City Council candidate Jon Torodash brought up his own concerns.
“Jamaica has a tremendous trash problem and it has since been growing along Queens Boulevard and there have been individuals who have been documenting it,” he said. “It’s happened on DOT properties, residential properties, and no one is coming out there and no fines have been issued.”
Filomena explained that in certain situations, such as a vacant lot, the Department of Sanitation can clean up the property.
“But in Queens you have a lot of buildings that have just been abandoned and we try to do as much as we can,” she said. “Because you have a lot of absentee landowners and property owners in the area, it makes it difficult. We can bill them, but at the end of the day, they can choose to ignore the fines. Unfortunately it’s kind of just a Band-Aid. We can also reach out to the banks that own those properties but many of them are out of state and don’t always come up with the best solutions either.”
“It is obvious that Manhattan and certain areas of Brooklyn and Queens are better maintained than others, and it’s simply not right,” Torodash wrote in an email after the meeting. “Although Jamaica is not technically ‘in my district,’ it is a hop, skip and a jump from the subways and buses. The slow incursion of graffiti and trash buildup into any area is a troubling indicator of neighborhood decline, correlating with increased crime and lowered property value. We don’t want the problem to creep in: It should be aggressively pursued.”
A resident of Jamaica, who did not attend the meeting, had similar thoughts.
“It’s downright nasty the way some of these streets look,” Gretta Harison said. “Some people probably say they’re used to it, but that’s not a good thing. We shouldn’t be used to trash all over the place and last time I checked, Queens was part of the city that Bloomberg represents. It seems like he forgets that sometimes.”
“There are areas in Manhattan that have trash and graffiti as well,” Felomina said at the meeting. “We want to help property owners and residents keep their neighborhoods clean and I know that in the Jamaica area there are a lot of issues with trash but there is only so much that we can legally do. We encourage anyone who sees trash or graffiti to call it in.”

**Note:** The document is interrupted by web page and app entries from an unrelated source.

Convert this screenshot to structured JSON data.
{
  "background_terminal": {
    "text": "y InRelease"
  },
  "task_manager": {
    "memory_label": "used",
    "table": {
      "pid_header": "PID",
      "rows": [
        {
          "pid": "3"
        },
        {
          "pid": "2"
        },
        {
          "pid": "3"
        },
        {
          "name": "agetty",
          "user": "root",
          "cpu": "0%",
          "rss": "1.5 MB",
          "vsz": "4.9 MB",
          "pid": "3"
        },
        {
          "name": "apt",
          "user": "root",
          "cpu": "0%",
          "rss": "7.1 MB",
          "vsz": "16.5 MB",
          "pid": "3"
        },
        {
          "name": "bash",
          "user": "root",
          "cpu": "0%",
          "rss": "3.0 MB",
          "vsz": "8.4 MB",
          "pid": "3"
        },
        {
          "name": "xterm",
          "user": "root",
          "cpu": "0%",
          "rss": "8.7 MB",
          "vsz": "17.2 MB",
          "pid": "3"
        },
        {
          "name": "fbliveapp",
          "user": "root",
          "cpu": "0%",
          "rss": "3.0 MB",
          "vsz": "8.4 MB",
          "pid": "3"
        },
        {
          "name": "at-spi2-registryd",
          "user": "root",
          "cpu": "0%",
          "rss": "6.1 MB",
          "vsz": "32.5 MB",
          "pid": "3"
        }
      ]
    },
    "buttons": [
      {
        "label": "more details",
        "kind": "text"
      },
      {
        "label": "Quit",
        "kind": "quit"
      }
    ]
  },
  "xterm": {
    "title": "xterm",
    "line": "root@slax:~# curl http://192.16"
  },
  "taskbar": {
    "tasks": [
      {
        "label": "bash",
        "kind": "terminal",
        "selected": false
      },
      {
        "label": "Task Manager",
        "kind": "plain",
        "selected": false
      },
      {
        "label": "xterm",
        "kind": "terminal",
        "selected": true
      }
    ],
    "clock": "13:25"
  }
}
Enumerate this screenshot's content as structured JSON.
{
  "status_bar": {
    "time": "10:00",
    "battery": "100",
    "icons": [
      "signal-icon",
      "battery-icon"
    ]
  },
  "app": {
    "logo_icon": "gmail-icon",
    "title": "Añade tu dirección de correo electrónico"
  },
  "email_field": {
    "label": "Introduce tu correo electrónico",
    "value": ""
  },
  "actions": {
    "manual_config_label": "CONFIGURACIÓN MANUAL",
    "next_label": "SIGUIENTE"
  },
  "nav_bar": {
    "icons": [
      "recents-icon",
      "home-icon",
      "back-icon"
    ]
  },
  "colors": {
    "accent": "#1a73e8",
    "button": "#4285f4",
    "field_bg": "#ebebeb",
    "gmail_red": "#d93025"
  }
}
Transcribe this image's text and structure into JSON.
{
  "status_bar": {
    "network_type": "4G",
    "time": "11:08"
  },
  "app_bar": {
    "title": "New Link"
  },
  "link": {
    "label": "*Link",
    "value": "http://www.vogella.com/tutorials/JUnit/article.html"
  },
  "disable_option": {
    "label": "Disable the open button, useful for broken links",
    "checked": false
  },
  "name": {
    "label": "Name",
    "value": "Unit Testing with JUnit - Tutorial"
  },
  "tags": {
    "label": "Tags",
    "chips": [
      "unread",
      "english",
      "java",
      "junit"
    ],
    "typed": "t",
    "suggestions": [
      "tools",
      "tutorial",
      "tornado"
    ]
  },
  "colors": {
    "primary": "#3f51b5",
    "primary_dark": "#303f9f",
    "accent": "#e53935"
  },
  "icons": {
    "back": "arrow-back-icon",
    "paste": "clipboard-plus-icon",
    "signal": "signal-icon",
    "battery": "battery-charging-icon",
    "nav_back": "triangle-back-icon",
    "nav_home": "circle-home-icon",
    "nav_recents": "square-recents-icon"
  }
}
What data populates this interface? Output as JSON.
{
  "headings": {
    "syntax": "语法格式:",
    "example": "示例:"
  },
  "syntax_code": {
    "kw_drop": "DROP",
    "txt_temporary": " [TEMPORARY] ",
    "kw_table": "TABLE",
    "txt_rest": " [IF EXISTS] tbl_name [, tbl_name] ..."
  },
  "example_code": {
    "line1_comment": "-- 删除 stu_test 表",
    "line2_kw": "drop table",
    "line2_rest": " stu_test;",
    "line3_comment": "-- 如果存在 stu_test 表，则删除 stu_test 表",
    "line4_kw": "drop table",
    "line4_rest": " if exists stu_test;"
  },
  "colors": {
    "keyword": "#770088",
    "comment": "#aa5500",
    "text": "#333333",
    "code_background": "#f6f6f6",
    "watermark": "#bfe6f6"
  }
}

Torodash was not satisfied.
“It amazes me how Queens Borough Hall can be strewn with trash, a broken handrail, peeling paint on its flagpole and unwashed graffiti for months (on the tarp over Civic Virtue’s former site) but still the city could muster $100,000 to pay for yanking the Civic Virtue statue away from City Hall and come up with $20 million for a glass atrium where healthy cherry trees once stood,” Torodash wrote. “It’s really not that complicated: Inspectors must seriously ramp up their issuing of citations and pass enforcement up the chain of command quickly to deal with the repeat and serious offenders who flout the law.”
The Mayor’s Office is not the only agency offering graffiti removal programs. Council members Karen Koslowitz (D-Forest Hills), Danny Dromm (D-Jackson Heights), Jimmy Van Brammer (D-Sunnyside) and others have funded programs for their districts.
“It’s nice that the city is working to clean up neighborhoods,” Sheila Greer of Kew Gardens said. “The fact that they’re trying shows a lot.”
“I think there is a problem with trash and graffiti but it’s nowhere near as bad as it was 20 or 30 years ago,” Sky Garret of Springfield Gardens said. “If you remember the 1980s when crack was everywhere, you remember it was worse than now. I’m not saying we’re all good here but I think it’s getting better. We can’t rely only on Bloomberg. He’s too busy closing schools to worry about this. All politicians need to get involved.”
In addition to the graffiti removal program, Felomina mentioned that community service, Boy and Girl Scouts or any other group that would like to host a graffiti cleanup can do so by getting in contact with the 112th Precinct or any other precinct. The city will provide brushes, rollers and up to 26 gallons of paint for free.
“You just need written permission from the property owner,” Felomina said. “Getting permission is particularly important. We don’t want people cleaning storefronts without talking to the property owners but it’s a great way to get involved.”